-------- Extracted material --------

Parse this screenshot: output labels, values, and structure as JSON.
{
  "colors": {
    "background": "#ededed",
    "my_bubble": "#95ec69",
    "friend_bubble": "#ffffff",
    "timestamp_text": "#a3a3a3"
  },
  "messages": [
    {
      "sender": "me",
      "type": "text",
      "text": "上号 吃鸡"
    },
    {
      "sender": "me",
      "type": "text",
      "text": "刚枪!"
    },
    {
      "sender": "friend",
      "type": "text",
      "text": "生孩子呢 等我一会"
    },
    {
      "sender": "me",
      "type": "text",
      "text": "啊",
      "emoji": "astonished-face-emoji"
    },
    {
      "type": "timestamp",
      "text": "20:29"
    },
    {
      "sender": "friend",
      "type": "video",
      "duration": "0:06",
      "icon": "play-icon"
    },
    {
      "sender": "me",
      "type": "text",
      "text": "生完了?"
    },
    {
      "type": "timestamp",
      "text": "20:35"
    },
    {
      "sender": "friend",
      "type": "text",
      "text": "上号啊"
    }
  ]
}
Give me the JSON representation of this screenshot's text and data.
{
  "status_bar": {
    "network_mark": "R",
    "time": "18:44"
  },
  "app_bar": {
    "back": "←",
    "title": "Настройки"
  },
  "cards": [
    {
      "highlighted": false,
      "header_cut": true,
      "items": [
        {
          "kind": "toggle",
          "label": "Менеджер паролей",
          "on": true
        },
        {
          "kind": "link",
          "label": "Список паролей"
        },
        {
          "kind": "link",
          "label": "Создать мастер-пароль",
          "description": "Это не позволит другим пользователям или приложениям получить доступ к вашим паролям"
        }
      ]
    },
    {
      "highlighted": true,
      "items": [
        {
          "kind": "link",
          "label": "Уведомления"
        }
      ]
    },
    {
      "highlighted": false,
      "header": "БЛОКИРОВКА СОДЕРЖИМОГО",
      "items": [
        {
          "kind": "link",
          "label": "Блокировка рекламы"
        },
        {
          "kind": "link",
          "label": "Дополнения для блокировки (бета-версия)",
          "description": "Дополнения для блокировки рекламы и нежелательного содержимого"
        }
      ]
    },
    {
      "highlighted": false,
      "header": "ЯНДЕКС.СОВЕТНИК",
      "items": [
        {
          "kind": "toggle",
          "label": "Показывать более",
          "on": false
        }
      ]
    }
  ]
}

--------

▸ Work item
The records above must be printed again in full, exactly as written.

▸ Output for this exercise
Parse this screenshot: output labels, values, and structure as JSON.
{
  "colors": {
    "background": "#ededed",
    "my_bubble": "#95ec69",
    "friend_bubble": "#ffffff",
    "timestamp_text": "#a3a3a3"
  },
  "messages": [
    {
      "sender": "me",
      "type": "text",
      "text": "上号 吃鸡"
    },
    {
      "sender": "me",
      "type": "text",
      "text": "刚枪!"
    },
    {
      "sender": "friend",
      "type": "text",
      "text": "生孩子呢 等我一会"
    },
    {
      "sender": "me",
      "type": "text",
      "text": "啊",
      "emoji": "astonished-face-emoji"
    },
    {
      "type": "timestamp",
      "text": "20:29"
    },
    {
      "sender": "friend",
      "type": "video",
      "duration": "0:06",
      "icon": "play-icon"
    },
    {
      "sender": "me",
      "type": "text",
      "text": "生完了?"
    },
    {
      "type": "timestamp",
      "text": "20:35"
    },
    {
      "sender": "friend",
      "type": "text",
      "text": "上号啊"
    }
  ]
}
Give me the JSON representation of this screenshot's text and data.
{
  "status_bar": {
    "network_mark": "R",
    "time": "18:44"
  },
  "app_bar": {
    "back": "←",
    "title": "Настройки"
  },
  "cards": [
    {
      "highlighted": false,
      "header_cut": true,
      "items": [
        {
          "kind": "toggle",
          "label": "Менеджер паролей",
          "on": true
        },
        {
          "kind": "link",
          "label": "Список паролей"
        },
        {
          "kind": "link",
          "label": "Создать мастер-пароль",
          "description": "Это не позволит другим пользователям или приложениям получить доступ к вашим паролям"
        }
      ]
    },
    {
      "highlighted": true,
      "items": [
        {
          "kind": "link",
          "label": "Уведомления"
        }
      ]
    },
    {
      "highlighted": false,
      "header": "БЛОКИРОВКА СОДЕРЖИМОГО",
      "items": [
        {
          "kind": "link",
          "label": "Блокировка рекламы"
        },
        {
          "kind": "link",
          "label": "Дополнения для блокировки (бета-версия)",
          "description": "Дополнения для блокировки рекламы и нежелательного содержимого"
        }
      ]
    },
    {
      "highlighted": false,
      "header": "ЯНДЕКС.СОВЕТНИК",
      "items": [
        {
          "kind": "toggle",
          "label": "Показывать более",
          "on": false
        }
      ]
    }
  ]
}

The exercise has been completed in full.